Another very important rule in politics is to double check the phone number and make sure you are calling the right person. On Friday afternoon Darrell Issa’s (R-CA) office received a strange phone call from Brian Fallon, a top spokesman for Attorney General Eric Holder. Could the Justice Department get some help leaking information about the IRS’s scrutiny of conservative groups? asked Fallon. Oops! very wrong number.
Apparently Fallon thought he reached the office of Democratic Rep. Elijah Cummings (D-MD) the ranking member of the House Oversight Committee, but it was a staffer in the Republican Chairman’s Office. Fallon said the department wanted congressional staffers to get documents to selected reporters so that officials could comment on them “before the majority” did.
After Issa spokesman Frederick Hill replied that Oversight Committee staffers would have to examine those documents first, the line went silent, and Fallon placed the call on hold for three minutes.
The Justice official then said there had been a “change in plans,” that no documents would be released on Friday and that the main reason for the call was to seek a thaw in relations between the department and Oversight Republicans.
Change of plans is “beltway-speak” for “damn I just royally screwed up–big time!”
Issa said it’s clear that the Justice official meant to call Democratic staff and argued the mix-up is proof that President Obama’s administration and Cummings have been collaborating to “prejudice the committee’s work through under-the-table coordination.”
“This highly partisan and combative approach to oversight by the department shows a disregard for the independent investigatory prerogatives of Congress and a deliberate attempt to influence the course of a congressional investigation,” Issa wrote to Holder, adding that it was “unseemly” for the department to favor one party over the other when it came to sharing information.
The documents, Issa added in the letter, are about Andrew Strelka, a former Justice
attorney that once worked for Lois Lerner, the ex-IRS official at the center of
the Tea Party controversy.
Fallon claims he didn’t call the wrong people and it was a totally normal conversaion.
“There is nothing inappropriate about department staff having conversations with both the majority and minority staff as it prepares responses to formal inquiries,” Fallon said. “That includes conversations between the spokespeople for the department and the committee.”
As for Hill [the Issa staffer who took the call], Fallon said following Friday’s conversation, “I guess this means he won’t be interested in having coffee.”
If I was Fallon and made that mistake it wouldn’t be coffee in my cup, probably something more like single malt.
Cummings office responded with with a tap-dance and denial:
The aide said that Cummings and his staff “make their own independent decisions about when to release information to the public and do not improperly coordinate with any executive branch agency.”
“If Chairman Issa’s account is accurate, this sounds like a dumb request from a Justice Department press staffer that Democrats never received,” the aide added.
Issa’s letter leaves some questions unanswered as well. The letter says that the Justice official asked for an Issa staffer by name before giving the pitch that was presumably intended for Cummings’s aides, raising the question of how much collaboration goes on between the Democrats and the administration.
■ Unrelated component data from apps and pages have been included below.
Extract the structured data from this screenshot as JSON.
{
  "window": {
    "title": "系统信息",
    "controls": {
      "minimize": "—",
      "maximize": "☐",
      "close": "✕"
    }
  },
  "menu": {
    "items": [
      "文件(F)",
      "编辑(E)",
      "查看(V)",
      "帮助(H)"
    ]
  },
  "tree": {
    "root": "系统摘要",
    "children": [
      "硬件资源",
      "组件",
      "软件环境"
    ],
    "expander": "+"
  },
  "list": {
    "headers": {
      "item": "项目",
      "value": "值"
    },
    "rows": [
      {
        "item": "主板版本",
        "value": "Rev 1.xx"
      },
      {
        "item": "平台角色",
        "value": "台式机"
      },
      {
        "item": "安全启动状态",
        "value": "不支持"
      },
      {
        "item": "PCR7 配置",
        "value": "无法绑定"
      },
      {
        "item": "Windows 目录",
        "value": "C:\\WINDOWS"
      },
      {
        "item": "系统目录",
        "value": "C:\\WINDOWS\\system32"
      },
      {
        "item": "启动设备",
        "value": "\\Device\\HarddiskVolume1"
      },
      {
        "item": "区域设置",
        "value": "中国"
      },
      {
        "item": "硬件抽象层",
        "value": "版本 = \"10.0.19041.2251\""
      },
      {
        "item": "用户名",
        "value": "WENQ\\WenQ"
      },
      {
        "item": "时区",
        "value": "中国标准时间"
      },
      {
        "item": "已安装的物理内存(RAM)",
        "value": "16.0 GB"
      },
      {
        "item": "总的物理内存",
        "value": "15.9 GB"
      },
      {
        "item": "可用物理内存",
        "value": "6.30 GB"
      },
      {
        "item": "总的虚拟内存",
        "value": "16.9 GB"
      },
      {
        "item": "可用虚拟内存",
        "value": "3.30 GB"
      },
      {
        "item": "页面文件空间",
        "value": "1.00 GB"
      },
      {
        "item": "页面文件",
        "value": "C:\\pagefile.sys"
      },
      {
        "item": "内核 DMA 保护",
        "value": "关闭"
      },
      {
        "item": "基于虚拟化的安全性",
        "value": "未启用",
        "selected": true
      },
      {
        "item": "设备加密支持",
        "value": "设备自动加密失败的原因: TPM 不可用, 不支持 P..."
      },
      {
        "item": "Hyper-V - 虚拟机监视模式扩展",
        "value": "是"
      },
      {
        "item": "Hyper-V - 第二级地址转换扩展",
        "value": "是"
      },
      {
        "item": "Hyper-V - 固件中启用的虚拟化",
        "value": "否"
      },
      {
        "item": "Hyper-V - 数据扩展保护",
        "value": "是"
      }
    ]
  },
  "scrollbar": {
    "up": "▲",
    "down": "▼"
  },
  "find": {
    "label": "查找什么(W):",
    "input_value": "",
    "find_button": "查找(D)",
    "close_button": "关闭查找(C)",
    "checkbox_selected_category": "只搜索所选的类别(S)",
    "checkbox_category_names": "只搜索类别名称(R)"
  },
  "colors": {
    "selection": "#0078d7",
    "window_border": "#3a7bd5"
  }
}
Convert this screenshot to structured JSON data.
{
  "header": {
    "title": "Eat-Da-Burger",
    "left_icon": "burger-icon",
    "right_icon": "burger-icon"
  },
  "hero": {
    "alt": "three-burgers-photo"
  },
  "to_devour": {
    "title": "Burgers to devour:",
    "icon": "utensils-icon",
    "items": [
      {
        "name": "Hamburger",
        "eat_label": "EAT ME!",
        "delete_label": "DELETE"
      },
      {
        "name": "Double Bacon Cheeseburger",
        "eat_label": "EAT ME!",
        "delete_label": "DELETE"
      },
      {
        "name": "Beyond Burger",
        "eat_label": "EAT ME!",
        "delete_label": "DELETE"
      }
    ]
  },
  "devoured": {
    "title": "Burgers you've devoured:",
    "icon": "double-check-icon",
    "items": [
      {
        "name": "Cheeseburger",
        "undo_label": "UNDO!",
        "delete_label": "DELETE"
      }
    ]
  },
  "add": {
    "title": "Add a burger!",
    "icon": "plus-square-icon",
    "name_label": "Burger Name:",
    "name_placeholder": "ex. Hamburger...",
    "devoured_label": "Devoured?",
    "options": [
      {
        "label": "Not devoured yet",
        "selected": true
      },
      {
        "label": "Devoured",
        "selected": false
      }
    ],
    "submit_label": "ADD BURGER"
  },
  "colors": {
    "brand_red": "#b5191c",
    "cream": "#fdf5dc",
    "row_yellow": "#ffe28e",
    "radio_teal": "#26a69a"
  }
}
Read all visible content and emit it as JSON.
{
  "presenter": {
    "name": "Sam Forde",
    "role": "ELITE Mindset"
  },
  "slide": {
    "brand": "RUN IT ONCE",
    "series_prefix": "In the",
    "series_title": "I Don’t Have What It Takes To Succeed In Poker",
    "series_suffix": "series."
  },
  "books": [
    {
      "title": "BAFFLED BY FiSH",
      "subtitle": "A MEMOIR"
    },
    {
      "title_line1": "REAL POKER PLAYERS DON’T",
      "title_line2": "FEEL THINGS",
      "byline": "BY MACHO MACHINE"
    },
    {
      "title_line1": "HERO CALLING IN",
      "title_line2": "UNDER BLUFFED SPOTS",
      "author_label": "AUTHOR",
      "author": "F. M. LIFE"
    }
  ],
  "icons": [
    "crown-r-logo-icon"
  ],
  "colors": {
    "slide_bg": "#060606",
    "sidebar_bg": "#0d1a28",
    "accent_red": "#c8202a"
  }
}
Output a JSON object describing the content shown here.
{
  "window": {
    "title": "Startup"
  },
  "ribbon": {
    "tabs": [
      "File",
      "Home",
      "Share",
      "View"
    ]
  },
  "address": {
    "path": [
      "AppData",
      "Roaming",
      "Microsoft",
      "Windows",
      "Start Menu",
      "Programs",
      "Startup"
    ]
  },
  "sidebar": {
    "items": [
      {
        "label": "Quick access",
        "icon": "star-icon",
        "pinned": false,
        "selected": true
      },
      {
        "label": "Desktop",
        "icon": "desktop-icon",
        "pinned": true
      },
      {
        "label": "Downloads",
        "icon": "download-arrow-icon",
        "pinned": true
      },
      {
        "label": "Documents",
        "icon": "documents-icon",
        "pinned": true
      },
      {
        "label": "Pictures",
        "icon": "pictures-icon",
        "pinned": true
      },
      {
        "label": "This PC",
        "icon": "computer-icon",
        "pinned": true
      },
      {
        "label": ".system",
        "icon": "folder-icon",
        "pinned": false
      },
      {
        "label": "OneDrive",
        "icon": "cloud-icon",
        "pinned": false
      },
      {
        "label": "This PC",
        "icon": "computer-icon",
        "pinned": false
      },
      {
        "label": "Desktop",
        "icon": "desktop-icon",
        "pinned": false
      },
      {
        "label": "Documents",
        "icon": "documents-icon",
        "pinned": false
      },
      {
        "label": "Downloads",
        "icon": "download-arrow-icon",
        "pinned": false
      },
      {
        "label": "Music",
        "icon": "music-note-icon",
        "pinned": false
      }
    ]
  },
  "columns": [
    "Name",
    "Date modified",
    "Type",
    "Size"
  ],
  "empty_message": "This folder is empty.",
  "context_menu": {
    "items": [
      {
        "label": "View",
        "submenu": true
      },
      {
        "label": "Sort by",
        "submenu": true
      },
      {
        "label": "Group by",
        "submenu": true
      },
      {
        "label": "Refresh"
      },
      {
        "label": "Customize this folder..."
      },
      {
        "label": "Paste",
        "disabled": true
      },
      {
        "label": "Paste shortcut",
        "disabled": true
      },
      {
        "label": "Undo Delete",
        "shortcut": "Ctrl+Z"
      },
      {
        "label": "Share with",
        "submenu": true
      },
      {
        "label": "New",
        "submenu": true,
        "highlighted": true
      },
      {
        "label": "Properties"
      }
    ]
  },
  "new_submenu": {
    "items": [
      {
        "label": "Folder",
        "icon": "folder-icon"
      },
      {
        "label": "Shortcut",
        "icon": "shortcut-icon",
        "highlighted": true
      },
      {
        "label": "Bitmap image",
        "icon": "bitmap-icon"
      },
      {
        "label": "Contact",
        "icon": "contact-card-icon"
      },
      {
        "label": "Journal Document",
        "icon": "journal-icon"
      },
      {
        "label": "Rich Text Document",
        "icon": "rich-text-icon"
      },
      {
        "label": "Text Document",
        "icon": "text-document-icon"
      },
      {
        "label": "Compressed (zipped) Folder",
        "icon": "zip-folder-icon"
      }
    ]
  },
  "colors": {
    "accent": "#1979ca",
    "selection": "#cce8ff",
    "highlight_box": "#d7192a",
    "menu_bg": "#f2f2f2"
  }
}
Issa added that the Justice official in question — Fallon — had never called his communications department before.
A Democratic staffer on Oversight said it was rich of Issa to complain about selective leaks.
Here’s the real truth, coordination between the White House and committee staffers of their party is nothing new and not unique to the Obama administration. The “unique” part, at least in this case is that Fallon called the wrong office and got caught.
It is however just one more indication that the Obama administration is trying to cover-up the IRS scandal.